City of Powell River councillors approved additional money for the drinking water system upgrade at the April 19 council meeting.
The request for $66,301 included covering a $16,301 overrun, as well as funding for environmental monitoring, equipment for an alarm system installation and additional contract administration costs. The money will come from the 2012 water fees and charges.
Richard Stogre, manager of engineering services, and Jeremy Sagebiel, engineering technologist, attended the council meeting to explain the request, as well as Mark Biagi, a qualified environmental professional who owns Vision Marine Consulting Ltd. Biagi has been contracted by Opus Dayton and Knight Ltd., the city’s engineering consultants on the project, to monitor environmental impacts of draining the approximately six million litres of water that is in the reservoir.
The budget for the drinking water system upgrade project was $8.485 million. The work included connecting Wildwood to the Haslam Lake water system, constructing a pump station in Townsite and building an ultraviolet disinfection facility and the reservoir on Haslam Street.
Sagebiel outlined a number of challenges that were encountered during the project, which added to the cost overruns. They included finding rock underneath Oak Street and Highway 101, where the new water main to connect Wildwood was being installed, realignment of the water main as it reached the bridge crossing Powell River and discovering clay in the ground where the reservoir was being built.
As well, there was additional reconfiguration of the electrical work at the treatment facility required by a new BC Hydro project manager, Sagebiel said, and a redesigned roof hatch required by Vancouver Coastal Health.
Most of the changes to the original contracts reverted back to Opus Dayton and Knight, Sagebiel said, to review the proposed cost and to re-engineer where necessary.
The water from the reservoir, which was put into the structure to test for leaks, is going to be drained through the storm water system. The city is extending the system by approximately 60 feet. While the contractor is responsible for discharging the water into the storm system, because the system flows into Cranberry Lake, the city has to pay for environmental protection.
Biagi explained that the temperature of the water, as well as the flow, pH levels, chlorine content and turbidity are all being monitored to protect the environment and fish habitat. Three monitoring sites are being set up, at the outfall from the storm system, Cranberry Lake and McFall Creek, he said.
Biagi said he doesn’t foresee any problems. “The only issue would be with regard to flow.
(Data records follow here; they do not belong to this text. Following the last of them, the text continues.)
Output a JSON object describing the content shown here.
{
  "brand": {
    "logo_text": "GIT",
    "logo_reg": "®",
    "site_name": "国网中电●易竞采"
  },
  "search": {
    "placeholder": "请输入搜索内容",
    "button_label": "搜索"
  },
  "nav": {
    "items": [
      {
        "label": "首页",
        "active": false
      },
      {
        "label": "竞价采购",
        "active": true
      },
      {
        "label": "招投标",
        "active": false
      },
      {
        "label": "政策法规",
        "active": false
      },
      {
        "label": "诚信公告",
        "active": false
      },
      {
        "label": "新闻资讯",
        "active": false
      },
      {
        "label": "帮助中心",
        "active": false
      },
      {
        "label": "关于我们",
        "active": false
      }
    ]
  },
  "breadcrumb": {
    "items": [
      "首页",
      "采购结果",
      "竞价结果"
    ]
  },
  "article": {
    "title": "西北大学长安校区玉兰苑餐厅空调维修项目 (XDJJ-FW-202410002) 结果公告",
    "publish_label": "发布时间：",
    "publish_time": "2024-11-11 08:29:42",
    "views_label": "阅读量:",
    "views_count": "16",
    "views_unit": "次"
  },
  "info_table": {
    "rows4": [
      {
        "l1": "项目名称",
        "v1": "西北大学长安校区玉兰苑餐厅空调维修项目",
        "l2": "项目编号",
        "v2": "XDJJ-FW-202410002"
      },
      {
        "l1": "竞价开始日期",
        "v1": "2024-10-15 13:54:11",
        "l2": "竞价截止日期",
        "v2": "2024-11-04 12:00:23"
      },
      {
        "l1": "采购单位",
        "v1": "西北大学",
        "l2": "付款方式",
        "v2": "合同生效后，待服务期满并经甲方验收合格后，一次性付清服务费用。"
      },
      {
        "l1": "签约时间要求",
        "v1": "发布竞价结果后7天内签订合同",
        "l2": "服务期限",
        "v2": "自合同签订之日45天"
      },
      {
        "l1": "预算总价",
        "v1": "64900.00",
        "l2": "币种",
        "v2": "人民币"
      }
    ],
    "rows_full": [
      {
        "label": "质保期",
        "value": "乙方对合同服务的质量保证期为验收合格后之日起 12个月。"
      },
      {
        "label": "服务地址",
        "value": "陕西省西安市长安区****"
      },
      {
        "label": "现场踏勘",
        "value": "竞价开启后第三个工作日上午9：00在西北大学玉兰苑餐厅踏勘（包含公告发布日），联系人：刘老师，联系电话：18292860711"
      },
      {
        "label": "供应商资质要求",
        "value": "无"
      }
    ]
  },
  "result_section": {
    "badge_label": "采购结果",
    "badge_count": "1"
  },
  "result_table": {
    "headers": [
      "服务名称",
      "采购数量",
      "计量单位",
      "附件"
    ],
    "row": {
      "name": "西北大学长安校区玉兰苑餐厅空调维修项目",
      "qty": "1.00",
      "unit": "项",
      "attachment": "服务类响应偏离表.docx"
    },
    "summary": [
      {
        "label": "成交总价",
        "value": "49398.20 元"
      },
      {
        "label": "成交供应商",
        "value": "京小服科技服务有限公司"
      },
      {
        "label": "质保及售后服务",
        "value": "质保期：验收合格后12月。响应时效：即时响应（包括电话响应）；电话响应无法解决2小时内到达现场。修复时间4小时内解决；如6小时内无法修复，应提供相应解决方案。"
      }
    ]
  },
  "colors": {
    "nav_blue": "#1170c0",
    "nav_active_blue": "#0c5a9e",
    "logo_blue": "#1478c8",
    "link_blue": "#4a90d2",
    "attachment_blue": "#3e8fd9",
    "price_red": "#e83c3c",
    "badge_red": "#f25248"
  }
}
If the flow gets too high, then we will have to reduce the flow, but that’s easily done,” he said. “In terms of the chemistry, I don’t see any problems with lethal levels of chlorine in the water.”
Cutthroat trout, which are present in Cranberry Lake, are blue-listed, Biagi explained, and are particularly sensitive to chlorine, which is why it had to be determined that the levels were low and would not harm fish.
There are also two populations of turtles in the lake, but the process is not expected to harm them, Biagi said.
Mayor Dave Formosa said there were still a few other issues about the project that are in-camera which council is not happy about. “Stay tuned,” he said. “There are a few more little issues that may come as we wrap up this $8.6-million project.”